If I was asked to pick my most fascinating road in London, Fournier Street in Spitalfields would be near the top of my list. Ever since its houses were built in the early 18th century it has been home to artist-craft workers starting with Huguenot silk weavers and leading up to current residents Tracey Emin and Gilbert & George. I love to look up and see the garrets where looms once rattled and it’s rare that I visit and don’t encounter the Besuited Duo striding along. (On one particularly surreal day they came gliding along the pavement towards me: without breaking gait they parted to let me go between them, eyes fixed on the middle distance, then came back together and continued their unruffled trajectory once they’d passed by.)

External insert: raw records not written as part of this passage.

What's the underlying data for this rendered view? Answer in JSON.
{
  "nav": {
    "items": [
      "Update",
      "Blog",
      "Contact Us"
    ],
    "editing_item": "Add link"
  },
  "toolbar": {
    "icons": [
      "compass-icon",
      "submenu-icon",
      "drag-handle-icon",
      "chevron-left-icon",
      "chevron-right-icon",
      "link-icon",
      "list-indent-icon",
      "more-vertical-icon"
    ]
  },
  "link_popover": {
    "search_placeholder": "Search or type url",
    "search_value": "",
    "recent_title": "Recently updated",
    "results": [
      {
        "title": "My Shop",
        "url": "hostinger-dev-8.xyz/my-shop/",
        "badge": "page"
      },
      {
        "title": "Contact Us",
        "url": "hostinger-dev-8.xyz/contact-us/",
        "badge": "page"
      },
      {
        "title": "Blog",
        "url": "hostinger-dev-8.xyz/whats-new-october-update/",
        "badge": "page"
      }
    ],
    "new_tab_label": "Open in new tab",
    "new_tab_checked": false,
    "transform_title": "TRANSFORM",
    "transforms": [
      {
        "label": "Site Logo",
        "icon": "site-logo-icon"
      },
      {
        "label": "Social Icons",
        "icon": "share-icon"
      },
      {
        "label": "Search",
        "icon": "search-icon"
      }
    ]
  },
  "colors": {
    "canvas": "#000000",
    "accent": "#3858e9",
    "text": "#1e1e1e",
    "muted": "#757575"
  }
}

I grab any chance to go inside these houses. I’ve visited gardens on open days and attended a handbell concert in one as part of the Spitalfields Festival. So when I heard that No 31 was opening by appointment for an art exhibition, I didn’t hesitate to book.
This inaugural show by Trevor Newton was the perfect choice to kickstart what will be a series of exhibitions, book launches and performances over coming months. Many of his works capture idiosyncratic architecture and interiors—perfectly at home crammed onto the wood-panelled walls of a house that its owner, Rodney Archer, describes part salon, part cabinet of curiosities. Other works, from Newton’s travels in the Australian outback, went rather well with the tree ferns and other exuberant greenery in the garden outside.
Many of the house’s original features have been preserved, while incomers, like the fireplace that once belonged to Oscar Wilde, lend a theatrical touch and yet only add to the Miss Havisham atmosphere. It was a delight to amble around with a glass of wine, and imagine who had lived here before Archer arrived 35 years ago.
On 1 July a new exhibition of prints and drawings launches: portraits-cum-caricature by Edward Firth. Then, on 12,15 and 17 July the house will be buzzing once again as part of the Huguenot Thread Festival, when it will host a collection of original 1850s silk velour patterns. All the shows mentioned are selling exhibitions, at advantageous prices since there is no gallerist involved. The opening of the house is a win, win, win situation—for buyer, seller and owner, who gets to share his fascinating home with an eager public for the first time. See 31 Fournier Street for full details.